Hoferer works only with tape at this juncture, usually transparent and white tape although white—and even the transparent—has an infinite number of shadings. She first began to work with tape when she came to New York from Germany in 1993, fascinated by the sheer number of available varieties. Before that, she had studied sculpture and drawing and has an M.F.A in sculpture from the Hochschule der Künste Berlin. Her works might be categorized as minimalist, although that only means she prefers to work within certain formal parameters that include linear and geometric configurations, the systemic and serialized and the use of one color and one material. Hoferer’s reductivism, however, is not so much an ideological stance as it is an aesthetic practice. Known for her meticulous, labor–intensive pattern pieces, Hoferer is a virtuoso with tape and the range of effects she can achieve with it is remarkably similar to what can be achieved through drawing and even painting, from varying textures to a sense of dimensionality, to chiaroscuro and subtle coloring, depending upon the kind of tape used and its distinctive properties. Tape might be considered a mediated form of expression, the gesture not as direct from eye to hand to mark but Hoferer believes it is not so different from drawing with a pencil or other implement to make line and shape.
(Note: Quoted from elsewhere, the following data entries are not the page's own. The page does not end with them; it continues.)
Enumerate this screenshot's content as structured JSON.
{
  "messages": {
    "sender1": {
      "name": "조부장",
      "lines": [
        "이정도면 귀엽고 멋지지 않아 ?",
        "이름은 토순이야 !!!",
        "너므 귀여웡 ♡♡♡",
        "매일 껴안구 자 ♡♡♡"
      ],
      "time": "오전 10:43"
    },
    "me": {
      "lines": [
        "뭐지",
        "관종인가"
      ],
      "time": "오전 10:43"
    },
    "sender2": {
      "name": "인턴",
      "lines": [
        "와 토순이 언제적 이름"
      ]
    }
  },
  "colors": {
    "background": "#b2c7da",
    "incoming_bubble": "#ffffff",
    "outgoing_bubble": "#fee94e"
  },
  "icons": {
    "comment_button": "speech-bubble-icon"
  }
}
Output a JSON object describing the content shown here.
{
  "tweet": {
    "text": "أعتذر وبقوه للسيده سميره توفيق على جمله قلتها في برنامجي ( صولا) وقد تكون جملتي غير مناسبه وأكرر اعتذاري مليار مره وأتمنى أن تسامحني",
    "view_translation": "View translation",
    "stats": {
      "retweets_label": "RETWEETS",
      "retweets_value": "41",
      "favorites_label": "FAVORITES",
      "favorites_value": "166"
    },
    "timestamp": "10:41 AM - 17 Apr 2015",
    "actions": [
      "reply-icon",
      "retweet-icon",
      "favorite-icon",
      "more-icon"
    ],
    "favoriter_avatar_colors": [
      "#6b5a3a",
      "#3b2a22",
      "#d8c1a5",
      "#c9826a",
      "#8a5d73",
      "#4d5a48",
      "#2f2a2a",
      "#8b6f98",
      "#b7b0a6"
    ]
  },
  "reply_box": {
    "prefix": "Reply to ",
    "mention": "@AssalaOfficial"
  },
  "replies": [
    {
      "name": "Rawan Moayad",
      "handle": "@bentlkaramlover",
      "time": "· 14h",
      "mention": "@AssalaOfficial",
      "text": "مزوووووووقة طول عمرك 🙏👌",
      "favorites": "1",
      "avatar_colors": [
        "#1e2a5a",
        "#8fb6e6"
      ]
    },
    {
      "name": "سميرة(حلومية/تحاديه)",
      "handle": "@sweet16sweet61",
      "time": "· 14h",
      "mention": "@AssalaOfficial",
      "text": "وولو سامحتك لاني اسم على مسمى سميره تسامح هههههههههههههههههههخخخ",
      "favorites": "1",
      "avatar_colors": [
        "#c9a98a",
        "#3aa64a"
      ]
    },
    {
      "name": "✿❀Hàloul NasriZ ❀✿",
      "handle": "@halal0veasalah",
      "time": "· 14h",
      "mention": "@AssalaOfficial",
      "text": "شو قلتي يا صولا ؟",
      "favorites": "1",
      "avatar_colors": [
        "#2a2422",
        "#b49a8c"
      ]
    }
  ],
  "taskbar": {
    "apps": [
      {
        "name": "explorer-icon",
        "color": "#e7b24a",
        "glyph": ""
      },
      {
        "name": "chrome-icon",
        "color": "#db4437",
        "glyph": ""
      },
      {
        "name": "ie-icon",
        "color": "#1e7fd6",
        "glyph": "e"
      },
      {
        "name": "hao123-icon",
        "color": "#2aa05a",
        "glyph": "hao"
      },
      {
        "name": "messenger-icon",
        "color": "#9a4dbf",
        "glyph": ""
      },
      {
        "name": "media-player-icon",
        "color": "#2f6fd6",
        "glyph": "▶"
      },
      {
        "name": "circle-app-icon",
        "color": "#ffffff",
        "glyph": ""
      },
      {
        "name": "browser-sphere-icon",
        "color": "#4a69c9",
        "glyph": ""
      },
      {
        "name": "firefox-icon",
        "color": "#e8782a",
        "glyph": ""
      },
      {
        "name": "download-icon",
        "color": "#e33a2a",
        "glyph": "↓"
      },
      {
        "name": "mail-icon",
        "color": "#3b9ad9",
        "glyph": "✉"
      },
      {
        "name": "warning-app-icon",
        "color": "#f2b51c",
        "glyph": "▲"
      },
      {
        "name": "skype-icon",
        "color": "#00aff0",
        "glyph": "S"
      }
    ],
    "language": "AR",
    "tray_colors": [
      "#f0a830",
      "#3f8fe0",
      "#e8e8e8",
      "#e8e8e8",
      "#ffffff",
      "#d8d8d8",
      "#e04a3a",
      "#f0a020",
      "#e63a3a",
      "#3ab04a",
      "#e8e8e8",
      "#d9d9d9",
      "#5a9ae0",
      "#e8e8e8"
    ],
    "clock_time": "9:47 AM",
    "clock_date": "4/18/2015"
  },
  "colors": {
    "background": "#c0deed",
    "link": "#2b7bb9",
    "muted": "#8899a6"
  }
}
Hoferer’s field is often square, ranging in size from intimate to large-scale installations. Of the half dozen or so works in this exhibition, some are grids and the remainder are variations on a series of horizontal lines that extend the width of the surface. Hoferer’s strategies include, for instance, changing the width of the tape and the interval between tape and ground. For instance, she might make a work banded with tape ½ inch in width, placed with a ¾ inch interval between bands, edged by a penciled line. The graphite would emit a faint glimmer of color (or was it light?) that is hard to pinpoint. Almost subliminally, the lines would add a provisional, transient dazzle to the construct, reminiscent of Agnes Martin’s fine, repetitive markings that capture light and give it definition.

The same composition of horizontal bands might be to altered slightly by layering, overlaying a ¾ inch strip, say, with a ½ inch one, the interval between bands set at 1 inch. Although always white on white, Hoferer’s choice of whites creates an immense difference–if you are attentive–and the lustrous pearl of one band plays against the opaque vanilla of the other as well as the white of the ground.

Yet another construction might be to create three-tiered bands with regular spacings between them, arranged in a grid composition. Since the strips of tape are laid down by hand, there are always slight irregularities in the rectilinearity of the patterns that, in turn, emit a delicate visual vibrato. The white might be warmer, with a hint of yellow. At the edges of the tape, there might appear a flash of violet, yellow’s complementary, but it is so elusive that it might also have been imagined, like the “color” of her thin penciled lines. These variations, however, are not calculated and are more the results of intuition, of choices made in progress.

The pleasure and meaning of Hoferer’s understated, nuanced work is in its details. Altered by light, it is a web of shifting, phenomenal perceptions and intimations that represents a way of seeing art and the world–a way of, in the end, being in the world.

Lilly Wei
New York-based independent curator, essayist and critic
who contributes to many publications in the United States and abroad. She
has written regularly for Art in America since 1982 and is a contributing
editor at ARTnews and Art Asia Pacific.